I approached the old man in the wheelchair and noticed he was blind. His black baseball hat –which sat crooked on his head- read, “Korean War Vet.” He had a bit of a mustard stain on his bright red shirt. Family members, hovering near, described to him what he was unable to see.
A sea of bright red t-shirts looked like a field of poppies on the veranda on the Nation’s Capitol. Frail hunched bodies of octogenarians either leaning on canes or nestled in wheelchairs dotted the landscape.
“Excuse me, sir.” I said as I drew near and reached down to find his hand to shake. “I just want to shake your hand and thank you for all you did for our country.”
“Young man,” he shot back with a strong but gravelly voice, “I’d do it again if I had the chance. I’d sign up today if they would let me. I love my country. I am proud to be an American!”
With the current political debate raging and the mudslinging that accompanies, this grizzled old vet was a reminder of those who made America great, or as Tom Brokaw called them, “The Greatest Generation.”
I’m not military, but I desperately wanted to salute him and all the other soldiers who gathered around. But I didn’t; yet I did shake their hands.
My Dad, who has been gone for some time, deeply lamented the fact that he was rejected from fighting in WWII because of a heart condition (which later took his life).
I came to adolescence at the end of the Vietnam War. The shift in one generation between men who considered it shameful not to give their lives in war to a generation that dodged the draft is not something the blind soldier would understand.
I’ve been in some of the grandest cathedrals man has ever erected, walked through the streets of Jerusalem, yet have found few places that felt as sacred as being around those vets that day at our Nation’s Capitol.
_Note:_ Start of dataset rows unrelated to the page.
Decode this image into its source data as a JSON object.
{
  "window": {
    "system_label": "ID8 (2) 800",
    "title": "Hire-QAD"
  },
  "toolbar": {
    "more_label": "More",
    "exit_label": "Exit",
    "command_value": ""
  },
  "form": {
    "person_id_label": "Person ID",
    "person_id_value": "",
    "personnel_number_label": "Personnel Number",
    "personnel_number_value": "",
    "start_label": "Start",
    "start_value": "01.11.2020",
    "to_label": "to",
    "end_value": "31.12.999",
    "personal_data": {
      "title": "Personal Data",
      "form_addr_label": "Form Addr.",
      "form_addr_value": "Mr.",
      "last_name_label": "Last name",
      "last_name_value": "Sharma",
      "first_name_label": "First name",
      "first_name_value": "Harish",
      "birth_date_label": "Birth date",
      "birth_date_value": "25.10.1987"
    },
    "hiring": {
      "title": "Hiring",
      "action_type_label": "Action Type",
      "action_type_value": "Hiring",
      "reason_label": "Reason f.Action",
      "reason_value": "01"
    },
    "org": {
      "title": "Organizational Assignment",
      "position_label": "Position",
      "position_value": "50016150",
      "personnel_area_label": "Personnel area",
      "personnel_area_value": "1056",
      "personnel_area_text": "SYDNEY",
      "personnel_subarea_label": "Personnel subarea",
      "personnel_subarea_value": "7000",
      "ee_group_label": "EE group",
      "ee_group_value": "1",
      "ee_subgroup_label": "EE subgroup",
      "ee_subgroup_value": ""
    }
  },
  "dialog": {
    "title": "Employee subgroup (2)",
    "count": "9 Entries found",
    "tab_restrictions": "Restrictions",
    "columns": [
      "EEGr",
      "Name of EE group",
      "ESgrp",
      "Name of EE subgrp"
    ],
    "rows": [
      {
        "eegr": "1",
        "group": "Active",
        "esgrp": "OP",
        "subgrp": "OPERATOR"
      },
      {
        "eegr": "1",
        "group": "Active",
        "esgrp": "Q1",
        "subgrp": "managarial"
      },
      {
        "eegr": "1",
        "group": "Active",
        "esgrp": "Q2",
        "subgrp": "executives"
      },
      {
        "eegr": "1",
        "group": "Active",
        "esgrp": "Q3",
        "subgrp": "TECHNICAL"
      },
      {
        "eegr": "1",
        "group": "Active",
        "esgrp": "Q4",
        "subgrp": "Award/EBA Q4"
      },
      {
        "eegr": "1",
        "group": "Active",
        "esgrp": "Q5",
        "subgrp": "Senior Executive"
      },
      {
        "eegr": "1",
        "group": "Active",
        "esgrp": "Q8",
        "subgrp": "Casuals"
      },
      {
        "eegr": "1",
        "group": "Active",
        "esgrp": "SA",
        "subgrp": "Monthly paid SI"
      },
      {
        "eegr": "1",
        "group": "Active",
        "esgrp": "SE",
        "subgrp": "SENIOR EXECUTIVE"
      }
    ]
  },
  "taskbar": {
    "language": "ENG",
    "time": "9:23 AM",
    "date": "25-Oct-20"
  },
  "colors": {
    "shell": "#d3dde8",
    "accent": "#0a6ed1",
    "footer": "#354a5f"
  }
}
I didn’t catch his name, but I did catch his patriotism.
I’m proud to be an American, too.